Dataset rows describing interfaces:

......

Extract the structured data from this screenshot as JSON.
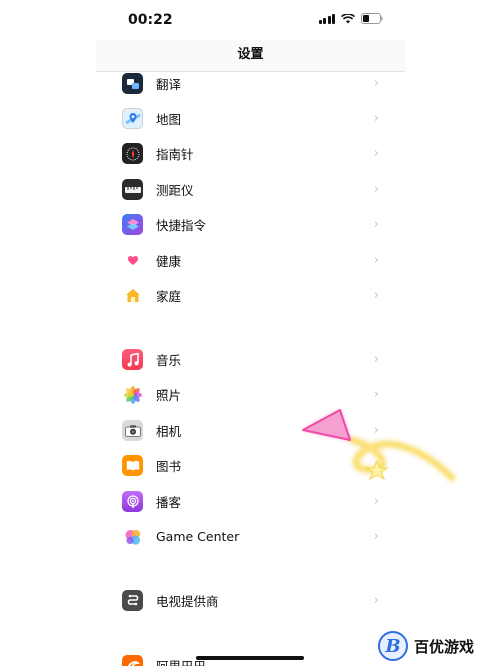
{
  "status_bar": {
    "time": "00:22"
  },
  "nav": {
    "title": "设置"
  },
  "items": [
    {
      "key": "translate",
      "label": "翻译",
      "icon": "translate-icon",
      "color": "#1b2a3a"
    },
    {
      "key": "maps",
      "label": "地图",
      "icon": "maps-icon",
      "color": "#6fc3ff"
    },
    {
      "key": "compass",
      "label": "指南针",
      "icon": "compass-icon",
      "color": "#222222"
    },
    {
      "key": "measure",
      "label": "测距仪",
      "icon": "measure-icon",
      "color": "#2b2b2b"
    },
    {
      "key": "shortcuts",
      "label": "快捷指令",
      "icon": "shortcuts-icon",
      "color": "#5a4de0"
    },
    {
      "key": "health",
      "label": "健康",
      "icon": "health-heart-icon",
      "color": "#ff4f8b"
    },
    {
      "key": "home",
      "label": "家庭",
      "icon": "home-icon",
      "color": "#f7b928"
    },
    {
      "key": "music",
      "label": "音乐",
      "icon": "music-icon",
      "color": "#fa3c5a"
    },
    {
      "key": "photos",
      "label": "照片",
      "icon": "photos-icon",
      "color": "#f5a623"
    },
    {
      "key": "camera",
      "label": "相机",
      "icon": "camera-icon",
      "color": "#8e8e93"
    },
    {
      "key": "books",
      "label": "图书",
      "icon": "books-icon",
      "color": "#ff9500"
    },
    {
      "key": "podcasts",
      "label": "播客",
      "icon": "podcasts-icon",
      "color": "#a35bf0"
    },
    {
      "key": "game-center",
      "label": "Game Center",
      "icon": "game-center-icon",
      "color": "#e85cb5"
    },
    {
      "key": "tv-provider",
      "label": "电视提供商",
      "icon": "tv-provider-icon",
      "color": "#4a4a4a"
    },
    {
      "key": "alibaba",
      "label": "阿里巴巴",
      "icon": "alibaba-icon",
      "color": "#ff6a00"
    }
  ],
  "chevron": "›",
  "watermark": {
    "logo_letter": "B",
    "text": "百优游戏"
  },
  "colors": {
    "annotation_pink": "#f04aa5",
    "annotation_yellow": "#f5d34a"
  }
}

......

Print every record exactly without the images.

PROBLEM SOLUTION:
Extract the structured data from this screenshot as JSON.
{
  "status_bar": {
    "time": "00:22"
  },
  "nav": {
    "title": "设置"
  },
  "items": [
    {
      "key": "translate",
      "label": "翻译",
      "icon": "translate-icon",
      "color": "#1b2a3a"
    },
    {
      "key": "maps",
      "label": "地图",
      "icon": "maps-icon",
      "color": "#6fc3ff"
    },
    {
      "key": "compass",
      "label": "指南针",
      "icon": "compass-icon",
      "color": "#222222"
    },
    {
      "key": "measure",
      "label": "测距仪",
      "icon": "measure-icon",
      "color": "#2b2b2b"
    },
    {
      "key": "shortcuts",
      "label": "快捷指令",
      "icon": "shortcuts-icon",
      "color": "#5a4de0"
    },
    {
      "key": "health",
      "label": "健康",
      "icon": "health-heart-icon",
      "color": "#ff4f8b"
    },
    {
      "key": "home",
      "label": "家庭",
      "icon": "home-icon",
      "color": "#f7b928"
    },
    {
      "key": "music",
      "label": "音乐",
      "icon": "music-icon",
      "color": "#fa3c5a"
    },
    {
      "key": "photos",
      "label": "照片",
      "icon": "photos-icon",
      "color": "#f5a623"
    },
    {
      "key": "camera",
      "label": "相机",
      "icon": "camera-icon",
      "color": "#8e8e93"
    },
    {
      "key": "books",
      "label": "图书",
      "icon": "books-icon",
      "color": "#ff9500"
    },
    {
      "key": "podcasts",
      "label": "播客",
      "icon": "podcasts-icon",
      "color": "#a35bf0"
    },
    {
      "key": "game-center",
      "label": "Game Center",
      "icon": "game-center-icon",
      "color": "#e85cb5"
    },
    {
      "key": "tv-provider",
      "label": "电视提供商",
      "icon": "tv-provider-icon",
      "color": "#4a4a4a"
    },
    {
      "key": "alibaba",
      "label": "阿里巴巴",
      "icon": "alibaba-icon",
      "color": "#ff6a00"
    }
  ],
  "chevron": "›",
  "watermark": {
    "logo_letter": "B",
    "text": "百优游戏"
  },
  "colors": {
    "annotation_pink": "#f04aa5",
    "annotation_yellow": "#f5d34a"
  }
}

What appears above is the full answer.